Magnet-Infused Ink Used to Create Remote Controlled Biomedical Devices


Ink port of a printer / Photo by: Boibin via Shutterstock


The technology of 3D printing is essential in the production of biomedical devices including soft actuated devices. However, most materials used in this production system respond slowly and take time to change shape. Engineers at the Massachusetts Institute of Technology developed a new method involving magnetism to easily manipulate printing materials.

The materials are made of soft, 3D-printer structures that respond to an external magnetic field. The collection of structures includes a smooth ring that can wrinkle up, a long tube that can squeeze shut, a sheet that can fold, and a spider-like grabber that can crawl, jump, roll, and snap.

The team of engineers also created a special 3D printer ink infused with tiny magnetic particles. For the printing, they attached an electromagnet around the nozzle of a 3D printer so that the ink would flow in a single orientation. It also allowed them to precisely print targeted sections of the soft structures, which gave them the specific magnetic orientation that would react to an external magnetic field.

Through the magnetic ink and precise printing, the engineers were able to control the structures to assume forms or change shapes in seconds. The formation assumed by every structure depends on the distance and direction of the external magnetic field.

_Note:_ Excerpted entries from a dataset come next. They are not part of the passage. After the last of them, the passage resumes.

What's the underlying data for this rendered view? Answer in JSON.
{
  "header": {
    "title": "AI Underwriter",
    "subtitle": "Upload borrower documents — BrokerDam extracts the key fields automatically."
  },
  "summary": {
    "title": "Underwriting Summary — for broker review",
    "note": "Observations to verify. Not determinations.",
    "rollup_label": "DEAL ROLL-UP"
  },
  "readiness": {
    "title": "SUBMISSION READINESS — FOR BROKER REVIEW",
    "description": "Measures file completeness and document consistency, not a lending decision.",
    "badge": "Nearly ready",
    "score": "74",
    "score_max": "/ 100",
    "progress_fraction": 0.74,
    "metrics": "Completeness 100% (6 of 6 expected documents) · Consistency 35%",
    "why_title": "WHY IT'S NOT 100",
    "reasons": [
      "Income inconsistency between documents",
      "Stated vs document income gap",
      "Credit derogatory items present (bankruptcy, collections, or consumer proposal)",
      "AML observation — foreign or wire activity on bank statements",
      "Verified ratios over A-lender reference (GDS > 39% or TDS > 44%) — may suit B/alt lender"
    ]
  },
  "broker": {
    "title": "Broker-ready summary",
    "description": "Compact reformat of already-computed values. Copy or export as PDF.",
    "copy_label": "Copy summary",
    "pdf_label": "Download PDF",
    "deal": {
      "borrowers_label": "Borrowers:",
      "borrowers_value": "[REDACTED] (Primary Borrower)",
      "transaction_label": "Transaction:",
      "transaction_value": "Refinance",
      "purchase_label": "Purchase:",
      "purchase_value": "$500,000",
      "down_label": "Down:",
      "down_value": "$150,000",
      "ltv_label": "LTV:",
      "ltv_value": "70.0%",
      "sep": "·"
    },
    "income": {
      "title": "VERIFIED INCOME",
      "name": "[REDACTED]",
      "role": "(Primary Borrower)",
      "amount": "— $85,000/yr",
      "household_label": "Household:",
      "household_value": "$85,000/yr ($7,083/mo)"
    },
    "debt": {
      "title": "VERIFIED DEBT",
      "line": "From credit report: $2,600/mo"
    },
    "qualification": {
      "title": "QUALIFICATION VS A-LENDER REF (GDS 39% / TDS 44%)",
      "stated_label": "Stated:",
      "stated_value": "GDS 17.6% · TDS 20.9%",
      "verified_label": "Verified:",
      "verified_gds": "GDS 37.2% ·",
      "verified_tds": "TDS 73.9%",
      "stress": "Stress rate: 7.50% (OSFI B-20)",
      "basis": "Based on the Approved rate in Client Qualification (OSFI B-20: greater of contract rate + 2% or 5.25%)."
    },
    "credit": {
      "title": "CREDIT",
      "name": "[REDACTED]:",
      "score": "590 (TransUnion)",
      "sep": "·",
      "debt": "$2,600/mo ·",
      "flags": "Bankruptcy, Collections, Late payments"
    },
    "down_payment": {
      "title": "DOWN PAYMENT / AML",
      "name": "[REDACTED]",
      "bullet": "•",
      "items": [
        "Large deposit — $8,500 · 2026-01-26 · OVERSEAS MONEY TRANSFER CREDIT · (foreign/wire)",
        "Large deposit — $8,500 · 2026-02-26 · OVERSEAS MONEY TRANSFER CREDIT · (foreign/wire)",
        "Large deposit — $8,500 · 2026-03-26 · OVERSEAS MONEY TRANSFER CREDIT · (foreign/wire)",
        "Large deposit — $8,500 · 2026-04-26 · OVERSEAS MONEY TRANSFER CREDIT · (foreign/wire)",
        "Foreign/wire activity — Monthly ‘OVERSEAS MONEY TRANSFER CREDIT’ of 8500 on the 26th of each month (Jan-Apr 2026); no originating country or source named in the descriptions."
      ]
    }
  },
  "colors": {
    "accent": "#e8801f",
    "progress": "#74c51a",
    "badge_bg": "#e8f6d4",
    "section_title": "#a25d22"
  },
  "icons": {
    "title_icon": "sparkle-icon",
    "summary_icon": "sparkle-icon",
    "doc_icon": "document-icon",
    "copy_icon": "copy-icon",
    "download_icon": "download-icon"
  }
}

“We think in biomedicine this technique will find promising applications,” said Xuanhe Zhao, a professor at the department of mechanical engineering and department of civil environmental engineering at MIT.

The structures can be categorized as soft actuated devices -- moldable components designed to change their shape and move around using different mechanical means. One example is the hydrogel device that swells when exposed to a certain degree of temperature or pH level.

But unlike hydrogels or polymers, the magnetic structures can respond to its controller quickly and can assume shapes rapidly. Also, the magnetic-powered devices enable controllers to manipulate them remotely.

“With this technology reported in this paper, one can apply a magnetic field outside the human body, without using any wiring. Because of its fast responsive speed, the soft robot can fulfill many actions in a short time. These are important for practical applications,” explained Jerry Qi, professor of mechanical engineering at Georgia Tech.